I’ve literally been working on applying for table reservations since early January of this year, and ended up getting four reservations (two of which we kept). Part of the problem was that for a lot of tents I kind of got the run-around; at Ochsenbraterei, for example, I was told variously over the phone and email that I needed to make my request again in March, then May, then June. And then it was full after all. And sometimes I got no answer at all.
I used this link as my central hub for the Oktoberfest websites. From there, the only thing to do was to go to each tent’s individual website and puzzle out how to apply. Some have an online reservation form, while others — I kid you not — require requests to be made in writing. (I did actually try this, but never did get a response.) One only offered evening reservations to people who were staying at a specific hotel. Most never seemed to have any evening availability at all and one was fully booked (returning customers get priority) before I made a single request.
The end result of my efforts was that I was able to get a table for 12 in the evening (5 p.m. to close) at one of the small tents one night, a table for 16 from 4 to 8 p.m. another day, plus two reservations that we’ve decided not to keep — both midafternoon during the week.
Planning to reserve a table yourself? A word to the wise.
- Start early. While most of my reservations didn’t come from requests I made in January, it is wise to get started early enough to have an idea of when reservations will open. Set an alarm to remind yourself to apply THAT DAY.
- Stay organized. I wish I’d done a better job with this, because it got frustrating. At a minimum, open a Word document and keep a running list of what you find out from each tent re: when they start accepting reservations, what contacts you’ve already made, and any updates you’ve received along the way. You’ll thank yourself later.
- Apply everywhere. I literally applied to every single large tent and many of the small tent (some more than once on accident — see above). So few of the requests I made actually panned out that I’m glad I made requests at all of them. You don’t have to pay for the table until June or July, generally, so there’s no harm in accepting what you are offered in principle while you wait to see what your options are. That’s how we came to select two of the four reservations I was able to secure.
- Be flexible. Originally I only wanted to apply for evening reservations at the tents, but pretty soon I realized just how difficult getting a table at night would be and I shifted gears. We ultimately decided that late afternoon would also be a good option for us and as a result we were a lot more successful. Not being too rigid will make it more likely that you get a reservation somewhere.
- Don’t buy from third parties. There are people selling Oktoberfest tables at inflated rates online, but going this route is a bad idea. As every website says explicitly, doing this is NOT ALLOWED and if you get busted then they won’t necessarily honor your reservation. Which is bad news considering that the already expensive tables come at an inflated price when you are buying from a scalper. You don’t want your trip hanging on you not getting caught for doing something wrong.

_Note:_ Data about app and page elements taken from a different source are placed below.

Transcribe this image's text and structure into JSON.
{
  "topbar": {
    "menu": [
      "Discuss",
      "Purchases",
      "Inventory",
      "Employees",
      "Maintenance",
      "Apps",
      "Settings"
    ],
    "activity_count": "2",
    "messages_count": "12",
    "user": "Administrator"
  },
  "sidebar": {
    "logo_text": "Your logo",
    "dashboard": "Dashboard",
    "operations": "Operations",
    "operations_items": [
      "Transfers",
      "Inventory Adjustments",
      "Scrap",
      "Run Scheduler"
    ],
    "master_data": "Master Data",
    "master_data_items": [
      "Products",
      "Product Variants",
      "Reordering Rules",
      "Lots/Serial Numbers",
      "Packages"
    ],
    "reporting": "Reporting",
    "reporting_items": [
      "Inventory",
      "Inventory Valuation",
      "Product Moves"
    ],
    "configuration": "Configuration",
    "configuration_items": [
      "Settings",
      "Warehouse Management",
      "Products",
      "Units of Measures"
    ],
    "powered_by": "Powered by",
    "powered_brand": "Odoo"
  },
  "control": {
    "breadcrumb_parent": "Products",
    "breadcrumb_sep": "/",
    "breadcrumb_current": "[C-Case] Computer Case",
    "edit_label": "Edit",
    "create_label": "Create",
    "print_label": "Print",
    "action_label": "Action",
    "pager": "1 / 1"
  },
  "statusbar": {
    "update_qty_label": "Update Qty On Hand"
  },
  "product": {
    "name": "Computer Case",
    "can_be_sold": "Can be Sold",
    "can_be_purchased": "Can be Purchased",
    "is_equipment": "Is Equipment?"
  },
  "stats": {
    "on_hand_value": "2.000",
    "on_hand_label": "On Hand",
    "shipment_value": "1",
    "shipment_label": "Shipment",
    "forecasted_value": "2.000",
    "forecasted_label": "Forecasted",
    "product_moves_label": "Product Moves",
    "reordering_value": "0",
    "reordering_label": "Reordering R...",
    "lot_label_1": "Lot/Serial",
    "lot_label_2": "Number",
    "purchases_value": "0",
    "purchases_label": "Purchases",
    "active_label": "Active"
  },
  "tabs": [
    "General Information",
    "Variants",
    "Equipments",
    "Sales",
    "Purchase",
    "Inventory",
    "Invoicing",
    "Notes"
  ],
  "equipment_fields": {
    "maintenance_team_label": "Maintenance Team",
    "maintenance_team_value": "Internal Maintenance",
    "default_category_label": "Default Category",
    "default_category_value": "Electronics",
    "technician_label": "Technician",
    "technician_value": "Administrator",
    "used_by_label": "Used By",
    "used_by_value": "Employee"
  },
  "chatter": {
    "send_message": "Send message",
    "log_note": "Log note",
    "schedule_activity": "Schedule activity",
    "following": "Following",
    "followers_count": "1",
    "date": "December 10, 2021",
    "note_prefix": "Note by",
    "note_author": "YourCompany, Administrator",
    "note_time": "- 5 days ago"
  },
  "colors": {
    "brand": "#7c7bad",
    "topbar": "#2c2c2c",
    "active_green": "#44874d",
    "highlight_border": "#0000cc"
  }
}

- Learn German. Ok, just kidding here. But man, translating a million documents and trying to puzzle out the garbled answers from Google Translate got tricky!
Question: This seems like a lot of work. How do I know I even really need table reservations?
Answer: It depends on what you are looking for and the size of your group. If it is just you and another person, you can probably find a spot to sit with enough perservence even in the afternoon/evening. If you are a patient person, you can wait in lines to get into the portion of the tents that is unreserved. If you are content to go in the morning and early afternoon (nothing wrong with that! that’s mostly what we did in 2010), then I wouldn’t bother with getting lunch reservations at all. Otherwise, I’d suggest trying to get reservations for at least one of the days you are planning to be there to avoid frustration.
I believe this was taken around 10 a.m. — you can see how many open seats there are! No comment about liters of beer at 10 a.m., please …